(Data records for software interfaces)
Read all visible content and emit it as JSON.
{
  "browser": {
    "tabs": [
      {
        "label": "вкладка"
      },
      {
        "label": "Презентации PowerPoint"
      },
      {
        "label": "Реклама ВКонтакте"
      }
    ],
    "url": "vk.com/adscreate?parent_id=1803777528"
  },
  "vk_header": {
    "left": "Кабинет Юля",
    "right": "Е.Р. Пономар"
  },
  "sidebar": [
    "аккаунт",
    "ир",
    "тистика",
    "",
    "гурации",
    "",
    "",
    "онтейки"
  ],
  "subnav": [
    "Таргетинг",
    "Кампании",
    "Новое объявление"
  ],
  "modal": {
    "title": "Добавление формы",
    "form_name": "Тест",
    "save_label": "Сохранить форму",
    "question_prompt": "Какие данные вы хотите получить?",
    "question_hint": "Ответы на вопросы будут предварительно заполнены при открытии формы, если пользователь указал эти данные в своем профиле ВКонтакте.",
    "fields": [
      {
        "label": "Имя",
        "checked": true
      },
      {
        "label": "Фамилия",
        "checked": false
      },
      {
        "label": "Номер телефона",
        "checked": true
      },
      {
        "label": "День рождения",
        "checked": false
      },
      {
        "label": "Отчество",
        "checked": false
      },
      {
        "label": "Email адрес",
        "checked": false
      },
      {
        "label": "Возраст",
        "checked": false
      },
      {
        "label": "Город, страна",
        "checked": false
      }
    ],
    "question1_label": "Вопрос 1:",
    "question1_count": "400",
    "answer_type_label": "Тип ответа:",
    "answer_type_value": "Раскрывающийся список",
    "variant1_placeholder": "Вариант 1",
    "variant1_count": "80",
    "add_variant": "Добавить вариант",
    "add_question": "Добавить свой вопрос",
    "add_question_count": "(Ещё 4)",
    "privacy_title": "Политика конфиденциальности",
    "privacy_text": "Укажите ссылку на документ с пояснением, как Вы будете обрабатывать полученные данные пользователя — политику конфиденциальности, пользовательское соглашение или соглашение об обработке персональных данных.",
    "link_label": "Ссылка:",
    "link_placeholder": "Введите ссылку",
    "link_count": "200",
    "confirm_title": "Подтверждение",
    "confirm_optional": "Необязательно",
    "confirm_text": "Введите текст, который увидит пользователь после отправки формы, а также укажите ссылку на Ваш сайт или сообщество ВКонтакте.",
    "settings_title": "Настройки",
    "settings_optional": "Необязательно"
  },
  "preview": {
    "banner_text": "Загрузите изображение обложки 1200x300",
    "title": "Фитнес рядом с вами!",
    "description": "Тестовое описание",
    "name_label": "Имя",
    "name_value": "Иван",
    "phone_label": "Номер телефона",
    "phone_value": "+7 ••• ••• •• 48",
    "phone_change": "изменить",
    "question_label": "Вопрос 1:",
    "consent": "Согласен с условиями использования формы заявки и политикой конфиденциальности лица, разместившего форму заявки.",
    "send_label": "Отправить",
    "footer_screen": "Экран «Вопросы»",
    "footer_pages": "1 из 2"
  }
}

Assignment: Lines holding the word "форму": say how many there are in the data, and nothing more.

Task solution: 2